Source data
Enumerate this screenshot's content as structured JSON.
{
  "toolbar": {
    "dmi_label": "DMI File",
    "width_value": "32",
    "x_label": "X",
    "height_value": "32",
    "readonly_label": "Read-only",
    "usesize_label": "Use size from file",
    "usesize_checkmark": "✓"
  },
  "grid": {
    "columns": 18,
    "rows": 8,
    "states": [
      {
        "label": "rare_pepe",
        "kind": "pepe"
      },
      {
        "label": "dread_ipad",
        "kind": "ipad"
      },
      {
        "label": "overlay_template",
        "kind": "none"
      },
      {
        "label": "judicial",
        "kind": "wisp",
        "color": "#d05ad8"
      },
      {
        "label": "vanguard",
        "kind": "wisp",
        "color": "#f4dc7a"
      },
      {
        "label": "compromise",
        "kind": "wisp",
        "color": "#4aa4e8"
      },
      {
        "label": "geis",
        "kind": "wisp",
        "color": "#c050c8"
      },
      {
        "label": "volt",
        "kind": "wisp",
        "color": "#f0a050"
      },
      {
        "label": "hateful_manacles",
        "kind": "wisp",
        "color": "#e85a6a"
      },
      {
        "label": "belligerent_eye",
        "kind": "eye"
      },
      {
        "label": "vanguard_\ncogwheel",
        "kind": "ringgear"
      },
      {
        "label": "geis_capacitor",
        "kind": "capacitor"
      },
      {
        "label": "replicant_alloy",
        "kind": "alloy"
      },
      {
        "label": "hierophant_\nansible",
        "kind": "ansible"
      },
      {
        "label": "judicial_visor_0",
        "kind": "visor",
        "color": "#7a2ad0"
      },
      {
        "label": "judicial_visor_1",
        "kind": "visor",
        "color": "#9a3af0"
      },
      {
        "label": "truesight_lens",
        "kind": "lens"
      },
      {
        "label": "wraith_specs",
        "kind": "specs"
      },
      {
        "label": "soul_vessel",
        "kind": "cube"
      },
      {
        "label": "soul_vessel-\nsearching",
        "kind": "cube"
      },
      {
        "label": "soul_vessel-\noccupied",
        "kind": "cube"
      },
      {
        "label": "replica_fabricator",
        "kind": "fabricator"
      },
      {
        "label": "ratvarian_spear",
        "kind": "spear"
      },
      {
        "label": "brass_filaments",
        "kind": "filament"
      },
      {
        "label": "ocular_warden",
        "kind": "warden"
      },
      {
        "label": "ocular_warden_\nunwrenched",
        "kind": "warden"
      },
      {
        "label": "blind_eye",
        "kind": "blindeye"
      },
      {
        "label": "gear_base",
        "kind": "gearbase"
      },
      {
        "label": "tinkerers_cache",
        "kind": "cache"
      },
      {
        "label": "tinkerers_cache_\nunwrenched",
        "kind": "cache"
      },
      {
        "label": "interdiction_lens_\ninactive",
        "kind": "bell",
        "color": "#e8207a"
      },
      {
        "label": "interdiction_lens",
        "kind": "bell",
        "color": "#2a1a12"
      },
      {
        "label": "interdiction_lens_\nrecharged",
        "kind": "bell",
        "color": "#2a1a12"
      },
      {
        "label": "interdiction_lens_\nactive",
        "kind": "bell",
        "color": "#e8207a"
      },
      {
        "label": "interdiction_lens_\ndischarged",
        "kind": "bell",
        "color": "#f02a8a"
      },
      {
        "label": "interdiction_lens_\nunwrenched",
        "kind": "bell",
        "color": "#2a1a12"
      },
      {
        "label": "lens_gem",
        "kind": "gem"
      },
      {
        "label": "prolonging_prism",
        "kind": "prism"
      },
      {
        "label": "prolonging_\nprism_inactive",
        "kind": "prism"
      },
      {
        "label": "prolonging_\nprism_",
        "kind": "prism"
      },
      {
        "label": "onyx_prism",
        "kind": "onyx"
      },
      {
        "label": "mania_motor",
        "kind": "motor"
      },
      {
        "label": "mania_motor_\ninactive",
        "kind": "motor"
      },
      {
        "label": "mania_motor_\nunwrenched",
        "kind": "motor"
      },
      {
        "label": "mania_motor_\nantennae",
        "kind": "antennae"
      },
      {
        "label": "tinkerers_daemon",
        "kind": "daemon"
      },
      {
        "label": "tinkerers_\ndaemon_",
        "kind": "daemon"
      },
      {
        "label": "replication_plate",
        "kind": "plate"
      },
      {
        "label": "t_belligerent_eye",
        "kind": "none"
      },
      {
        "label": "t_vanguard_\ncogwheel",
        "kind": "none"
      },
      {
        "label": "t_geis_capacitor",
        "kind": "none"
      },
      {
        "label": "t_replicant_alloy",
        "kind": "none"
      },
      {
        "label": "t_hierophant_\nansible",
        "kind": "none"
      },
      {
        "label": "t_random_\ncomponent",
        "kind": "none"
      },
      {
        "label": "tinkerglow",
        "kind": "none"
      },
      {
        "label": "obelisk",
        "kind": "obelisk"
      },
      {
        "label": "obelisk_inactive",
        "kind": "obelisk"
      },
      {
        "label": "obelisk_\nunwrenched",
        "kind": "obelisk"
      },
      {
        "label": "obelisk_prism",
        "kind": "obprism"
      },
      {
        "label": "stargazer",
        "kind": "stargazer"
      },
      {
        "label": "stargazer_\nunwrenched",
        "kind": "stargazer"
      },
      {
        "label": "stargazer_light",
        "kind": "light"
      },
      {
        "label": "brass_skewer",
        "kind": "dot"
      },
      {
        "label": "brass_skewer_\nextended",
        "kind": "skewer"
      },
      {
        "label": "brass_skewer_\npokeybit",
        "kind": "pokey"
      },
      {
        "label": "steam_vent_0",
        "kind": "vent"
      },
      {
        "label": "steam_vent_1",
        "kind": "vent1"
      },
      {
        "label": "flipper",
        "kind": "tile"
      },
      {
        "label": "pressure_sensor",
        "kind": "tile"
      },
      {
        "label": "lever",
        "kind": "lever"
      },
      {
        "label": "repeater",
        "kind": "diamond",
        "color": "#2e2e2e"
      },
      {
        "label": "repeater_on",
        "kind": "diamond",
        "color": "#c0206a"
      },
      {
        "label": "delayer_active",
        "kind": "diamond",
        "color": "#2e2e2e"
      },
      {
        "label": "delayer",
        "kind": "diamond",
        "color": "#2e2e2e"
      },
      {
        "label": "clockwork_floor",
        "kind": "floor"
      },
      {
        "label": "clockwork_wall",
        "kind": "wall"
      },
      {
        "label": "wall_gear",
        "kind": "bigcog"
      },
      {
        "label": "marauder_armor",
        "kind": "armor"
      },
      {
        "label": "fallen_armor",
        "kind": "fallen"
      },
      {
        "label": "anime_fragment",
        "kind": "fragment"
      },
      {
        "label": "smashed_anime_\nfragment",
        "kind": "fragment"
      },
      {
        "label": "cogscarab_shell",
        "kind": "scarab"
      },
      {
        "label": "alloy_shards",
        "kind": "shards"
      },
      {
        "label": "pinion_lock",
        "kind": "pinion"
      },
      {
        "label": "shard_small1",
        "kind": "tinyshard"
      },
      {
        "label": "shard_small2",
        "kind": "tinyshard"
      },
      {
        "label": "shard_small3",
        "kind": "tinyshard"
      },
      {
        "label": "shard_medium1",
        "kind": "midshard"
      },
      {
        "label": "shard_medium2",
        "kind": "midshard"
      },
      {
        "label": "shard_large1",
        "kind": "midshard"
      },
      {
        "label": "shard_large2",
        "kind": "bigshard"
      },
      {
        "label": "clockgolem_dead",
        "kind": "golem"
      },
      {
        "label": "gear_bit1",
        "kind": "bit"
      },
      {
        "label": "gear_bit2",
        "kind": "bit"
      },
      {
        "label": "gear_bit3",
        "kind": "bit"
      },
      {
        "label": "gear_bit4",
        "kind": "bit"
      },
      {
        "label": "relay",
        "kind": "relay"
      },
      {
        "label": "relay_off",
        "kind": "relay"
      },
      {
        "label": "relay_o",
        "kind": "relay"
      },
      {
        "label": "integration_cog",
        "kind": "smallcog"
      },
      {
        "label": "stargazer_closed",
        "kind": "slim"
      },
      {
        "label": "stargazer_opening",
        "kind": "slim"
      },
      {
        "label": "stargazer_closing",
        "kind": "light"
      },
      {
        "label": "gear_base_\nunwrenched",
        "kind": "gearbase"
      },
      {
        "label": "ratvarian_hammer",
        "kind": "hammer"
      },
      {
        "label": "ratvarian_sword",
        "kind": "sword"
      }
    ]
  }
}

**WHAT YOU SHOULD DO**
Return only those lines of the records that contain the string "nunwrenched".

**PROBLEM SOLUTION**
        "label": "ocular_warden_\nunwrenched",
        "label": "tinkerers_cache_\nunwrenched",
        "label": "interdiction_lens_\nunwrenched",
        "label": "mania_motor_\nunwrenched",
        "label": "obelisk_\nunwrenched",
        "label": "stargazer_\nunwrenched",
        "label": "gear_base_\nunwrenched",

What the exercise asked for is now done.